DUNEBOGGLE! The media loved Chris Christie’s previous traffic jam
The Fort Lee traffic jam in September is not the first time New Jersey Gov. Christie took on a local mayor while closing off roads and stranding Garden State residents far from their homes. But when Christie bullied and insulted Jersey Shore residents during the panic over Hurricane Sandy, he was widely praised for his judicious use of state power.
Christie has also used the 2012 weather event as a pretext for an unpopular beach engineering project that would threaten the delicate economies of the state’s shore communities.
Christie on Thursday gave a two-hour news conference denying prior knowledge of the closures of a George Washington Bridge on-ramp in September that caused a massive traffic pileup in Fort Lee. Recently surfaced emails suggest Christie aides planned the closure as a political swipe at the city’s mayor. (RELATED: Christie claims ignorance of bridge closure)

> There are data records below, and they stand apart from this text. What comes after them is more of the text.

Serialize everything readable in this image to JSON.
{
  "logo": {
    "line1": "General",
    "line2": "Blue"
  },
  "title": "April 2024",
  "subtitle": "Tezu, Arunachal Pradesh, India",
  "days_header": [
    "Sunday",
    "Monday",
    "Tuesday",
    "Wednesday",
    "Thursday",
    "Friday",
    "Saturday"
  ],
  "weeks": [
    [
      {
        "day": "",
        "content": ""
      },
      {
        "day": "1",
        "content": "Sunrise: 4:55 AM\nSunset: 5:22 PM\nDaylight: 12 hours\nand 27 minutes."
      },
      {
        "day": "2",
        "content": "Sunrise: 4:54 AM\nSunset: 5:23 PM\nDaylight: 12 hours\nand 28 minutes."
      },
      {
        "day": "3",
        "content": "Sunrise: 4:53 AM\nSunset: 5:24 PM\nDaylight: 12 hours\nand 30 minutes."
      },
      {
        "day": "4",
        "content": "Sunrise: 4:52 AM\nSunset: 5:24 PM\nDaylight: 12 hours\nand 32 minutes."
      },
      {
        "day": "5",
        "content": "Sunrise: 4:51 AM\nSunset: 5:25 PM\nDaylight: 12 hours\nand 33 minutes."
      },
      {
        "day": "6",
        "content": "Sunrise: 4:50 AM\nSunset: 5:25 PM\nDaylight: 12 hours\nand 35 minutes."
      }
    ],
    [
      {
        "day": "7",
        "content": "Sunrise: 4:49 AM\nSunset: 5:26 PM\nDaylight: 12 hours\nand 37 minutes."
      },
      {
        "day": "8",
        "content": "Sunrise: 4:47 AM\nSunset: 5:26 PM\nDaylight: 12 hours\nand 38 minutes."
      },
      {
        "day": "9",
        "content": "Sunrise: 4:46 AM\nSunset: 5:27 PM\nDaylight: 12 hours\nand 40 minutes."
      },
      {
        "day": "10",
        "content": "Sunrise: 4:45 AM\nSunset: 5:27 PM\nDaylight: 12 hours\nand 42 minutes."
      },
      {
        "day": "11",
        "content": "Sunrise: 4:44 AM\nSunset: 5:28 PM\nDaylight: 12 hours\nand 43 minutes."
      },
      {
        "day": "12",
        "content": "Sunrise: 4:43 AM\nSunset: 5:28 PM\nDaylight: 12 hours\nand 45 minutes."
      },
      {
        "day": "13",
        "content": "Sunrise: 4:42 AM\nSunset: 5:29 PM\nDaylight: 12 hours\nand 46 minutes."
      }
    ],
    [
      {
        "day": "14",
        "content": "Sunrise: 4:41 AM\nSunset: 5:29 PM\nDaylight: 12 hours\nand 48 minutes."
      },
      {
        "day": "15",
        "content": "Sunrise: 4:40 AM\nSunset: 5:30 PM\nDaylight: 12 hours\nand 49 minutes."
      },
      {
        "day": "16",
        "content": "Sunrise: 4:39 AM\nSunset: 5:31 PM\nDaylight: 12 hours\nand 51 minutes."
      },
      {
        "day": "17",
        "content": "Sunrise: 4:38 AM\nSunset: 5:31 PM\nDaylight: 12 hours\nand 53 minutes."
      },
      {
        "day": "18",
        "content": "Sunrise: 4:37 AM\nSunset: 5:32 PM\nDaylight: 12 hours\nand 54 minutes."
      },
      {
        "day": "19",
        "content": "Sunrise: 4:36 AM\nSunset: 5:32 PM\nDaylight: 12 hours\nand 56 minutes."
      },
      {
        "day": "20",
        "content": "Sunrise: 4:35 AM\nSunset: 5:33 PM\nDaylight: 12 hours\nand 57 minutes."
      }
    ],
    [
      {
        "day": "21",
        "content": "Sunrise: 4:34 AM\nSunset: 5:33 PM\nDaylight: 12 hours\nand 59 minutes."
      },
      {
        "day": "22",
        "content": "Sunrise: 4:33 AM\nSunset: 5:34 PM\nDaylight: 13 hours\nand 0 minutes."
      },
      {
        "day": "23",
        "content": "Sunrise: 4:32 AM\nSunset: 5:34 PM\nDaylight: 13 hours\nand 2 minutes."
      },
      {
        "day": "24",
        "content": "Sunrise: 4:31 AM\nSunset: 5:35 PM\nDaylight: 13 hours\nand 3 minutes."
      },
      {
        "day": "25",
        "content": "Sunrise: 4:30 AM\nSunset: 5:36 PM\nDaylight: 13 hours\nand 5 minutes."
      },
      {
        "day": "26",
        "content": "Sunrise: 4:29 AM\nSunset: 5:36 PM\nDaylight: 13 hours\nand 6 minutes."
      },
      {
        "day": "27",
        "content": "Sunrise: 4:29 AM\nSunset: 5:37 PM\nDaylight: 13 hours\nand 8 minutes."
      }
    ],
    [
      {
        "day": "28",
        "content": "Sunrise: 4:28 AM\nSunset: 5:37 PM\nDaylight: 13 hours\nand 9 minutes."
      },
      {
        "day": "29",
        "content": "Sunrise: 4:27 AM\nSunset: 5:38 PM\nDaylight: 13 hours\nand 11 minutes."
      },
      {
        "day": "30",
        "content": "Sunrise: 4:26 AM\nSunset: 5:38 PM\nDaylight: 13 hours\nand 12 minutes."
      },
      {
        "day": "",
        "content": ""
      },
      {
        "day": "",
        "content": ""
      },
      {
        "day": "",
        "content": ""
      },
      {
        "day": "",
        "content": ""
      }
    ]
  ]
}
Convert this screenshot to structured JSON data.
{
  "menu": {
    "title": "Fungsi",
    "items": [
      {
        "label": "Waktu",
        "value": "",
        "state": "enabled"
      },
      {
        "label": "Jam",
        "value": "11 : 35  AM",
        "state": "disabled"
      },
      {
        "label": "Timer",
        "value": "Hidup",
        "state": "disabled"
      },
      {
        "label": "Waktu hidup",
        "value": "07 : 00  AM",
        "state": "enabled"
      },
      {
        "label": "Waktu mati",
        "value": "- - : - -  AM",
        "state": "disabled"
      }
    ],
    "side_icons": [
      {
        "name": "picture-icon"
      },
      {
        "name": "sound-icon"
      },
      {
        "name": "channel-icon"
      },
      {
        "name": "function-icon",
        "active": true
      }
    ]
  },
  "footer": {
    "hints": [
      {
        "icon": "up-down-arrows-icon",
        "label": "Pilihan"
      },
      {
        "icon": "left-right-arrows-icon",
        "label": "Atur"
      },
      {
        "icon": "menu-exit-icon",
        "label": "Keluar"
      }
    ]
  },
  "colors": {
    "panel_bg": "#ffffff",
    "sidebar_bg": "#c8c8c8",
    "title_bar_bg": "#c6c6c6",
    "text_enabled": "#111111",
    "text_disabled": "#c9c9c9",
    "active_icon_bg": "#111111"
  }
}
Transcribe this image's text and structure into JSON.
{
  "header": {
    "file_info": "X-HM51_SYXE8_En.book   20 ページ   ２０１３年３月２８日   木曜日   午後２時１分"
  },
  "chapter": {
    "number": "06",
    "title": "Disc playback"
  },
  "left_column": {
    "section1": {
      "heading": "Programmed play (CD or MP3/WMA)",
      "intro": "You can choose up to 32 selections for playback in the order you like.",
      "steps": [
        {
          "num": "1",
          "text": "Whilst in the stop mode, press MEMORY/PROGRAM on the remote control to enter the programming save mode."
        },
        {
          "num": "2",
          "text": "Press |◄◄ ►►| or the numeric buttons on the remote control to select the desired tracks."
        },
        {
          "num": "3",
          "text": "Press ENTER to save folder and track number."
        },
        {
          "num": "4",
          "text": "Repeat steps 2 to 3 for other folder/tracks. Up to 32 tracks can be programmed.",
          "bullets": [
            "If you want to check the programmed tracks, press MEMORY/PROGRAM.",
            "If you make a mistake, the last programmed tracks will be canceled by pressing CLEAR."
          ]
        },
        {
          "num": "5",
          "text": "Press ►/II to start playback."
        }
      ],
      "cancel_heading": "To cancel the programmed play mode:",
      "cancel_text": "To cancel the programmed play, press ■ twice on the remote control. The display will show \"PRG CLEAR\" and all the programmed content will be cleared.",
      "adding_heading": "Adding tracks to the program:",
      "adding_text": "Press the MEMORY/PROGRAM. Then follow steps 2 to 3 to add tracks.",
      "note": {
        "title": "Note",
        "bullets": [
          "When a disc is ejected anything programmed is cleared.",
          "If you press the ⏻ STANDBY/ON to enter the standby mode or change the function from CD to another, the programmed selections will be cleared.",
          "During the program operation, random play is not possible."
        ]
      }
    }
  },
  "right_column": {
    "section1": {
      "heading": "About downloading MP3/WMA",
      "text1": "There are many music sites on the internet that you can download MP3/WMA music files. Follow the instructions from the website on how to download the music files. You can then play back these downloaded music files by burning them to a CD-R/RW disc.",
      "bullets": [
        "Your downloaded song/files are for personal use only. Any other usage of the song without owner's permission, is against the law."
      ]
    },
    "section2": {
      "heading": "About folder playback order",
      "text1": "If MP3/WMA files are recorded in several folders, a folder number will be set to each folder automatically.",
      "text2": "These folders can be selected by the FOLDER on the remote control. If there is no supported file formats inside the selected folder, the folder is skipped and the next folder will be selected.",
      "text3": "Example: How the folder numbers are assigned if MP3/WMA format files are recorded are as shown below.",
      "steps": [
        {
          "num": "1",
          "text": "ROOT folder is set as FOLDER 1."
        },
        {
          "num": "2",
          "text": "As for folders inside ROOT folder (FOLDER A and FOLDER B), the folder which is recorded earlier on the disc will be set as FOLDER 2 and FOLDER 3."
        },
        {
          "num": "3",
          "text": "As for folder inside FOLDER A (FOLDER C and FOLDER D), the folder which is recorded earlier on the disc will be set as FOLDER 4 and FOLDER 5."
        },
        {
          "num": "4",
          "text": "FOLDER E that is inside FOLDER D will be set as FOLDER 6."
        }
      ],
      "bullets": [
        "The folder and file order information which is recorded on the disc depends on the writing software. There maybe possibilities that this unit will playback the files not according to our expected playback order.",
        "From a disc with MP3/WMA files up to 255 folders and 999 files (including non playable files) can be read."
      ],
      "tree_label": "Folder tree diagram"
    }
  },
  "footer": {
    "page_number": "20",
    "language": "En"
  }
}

But when Christie went to war with a local mayor and blocked off crucial traffic to shore communities in the aftermath of 2012’s largest storm, the media rewarded him with glowing coverage and President Obama came up to the Garden State to give his personal support. Even still-living rock star Bruce Springsteen met with the governor. Prior to that, Springsteen had long given Christie the cold shoulder rather than expressing gratitude that the 2016 presidential hopeful remained a fan nearly 40 years after Springsteen’s last listenable album.
Christie got a lovefest in 2012 because his bullying tactics — which included attacking Atlantic City Mayor Lorenzo Langford for providing shelter to displaced residents, repeatedly calling shore stalwarts “stupid” and “irresponsible,” and even punishing people who obeyed his evacuation order by closing roads back into barrier islands days after the storm had passed — because his nanny state impulses in that case appealed to liberal worshipers of government power, who hate the individual liberties on which this country was founded.
“If something looks like it’s stupid, it’s stupid,” Christie sagely announced at the time, adding “Don’t be stupid.”
In another press conference, Christie attacked shore residents who chose to remain in their homes to and safeguard their hard-won property against looters, warning of the “dangers of portable generators” and calling holdouts “stupid and selfish” for staying to defend the inalienable right to property our forefathers died to defend.
As Absecon Island, the barrier island on which Atlantic City and three other towns stand, stood nearly empty after the storm, the always hysterical media warned of looting in Sandy-hit regions. But rather than letting locals return to keep their homes safe, authorities kept all bridges and causeways to the island closed for three days, despite the pleas of courageous residents who disobeyed the evacuation order without harm that the government allow their neighbors to return and begin rebuilding the hard-hit area.
But Christie’s real attack on shore communities began after Sandy faded into history. The governor has been pushing a plan to rebuild the bad-smelling, unsightly dunes that were originally dismantled, with great effort, during the creation of the Jersey Shore as a tourist destination. The plan has received strong opposition in the Absecon Island town of Margate (this reporter’s childhood home), where residents overwhelmingly voted against a dune-building plan that would ostensibly prevent shore erosion caused by global warming, rising oceans, melting polar ice caps and other fictions.
True to form, Christie has responded to property owners by insulting them. As the dune war heated up, the governor dismissed the shore residents as “knuckleheads” and called their arguments “bullshit.” In league with global warming con artists, Christie hopes to overturn the property rights recognized by a thousand years of English common law in order to return the Jersey Shore to a more “sustainable” state of nature.
What Christie and his allies don’t recognize is that the Jersey Shore in its natural state was not a paradise but a horrific hellhole overrun by mosquitoes and greenhead horse flies that were once the region’s virtual apex predators and still dream, in their tiny insect minds, of a return to power. According to a report cited in Alfred Miller Heston’s “Absegami: Annals of Eyren Haven and Atlantic City, 1609 to 1904,” here is what the shore was like in the early days of its settlement by civilized Americans:
“So numerous were the mosquitoes and greenheads in August, 1858, that horses, covered with blood, laid down in the streets, and cattle waded out into the ocean to escape the torture. Children scratched and squalled from the poisonous stings on limbs and faces. Excursionists begged the conductors to start homeward ahead of schedule time. Men and women converted their handkerchiefs into masks for their faces and a smoking fire was building front of every house. Before bed-time the windows and doors were opened, and a board placed on top of the chimney, and a dense smoke sent through every chamber, to drive out the mosquitoes. After the house had been thus thoroughly smoked, the board was removed and the people re-entered.”
Christie now faces an investigation by the Obama Justice Department over the Fort Lee scandal. However, his dune war on shore communities, like his authoritarian response to Sandy, has been applauded and supported by the federal government, environmentalists and the media.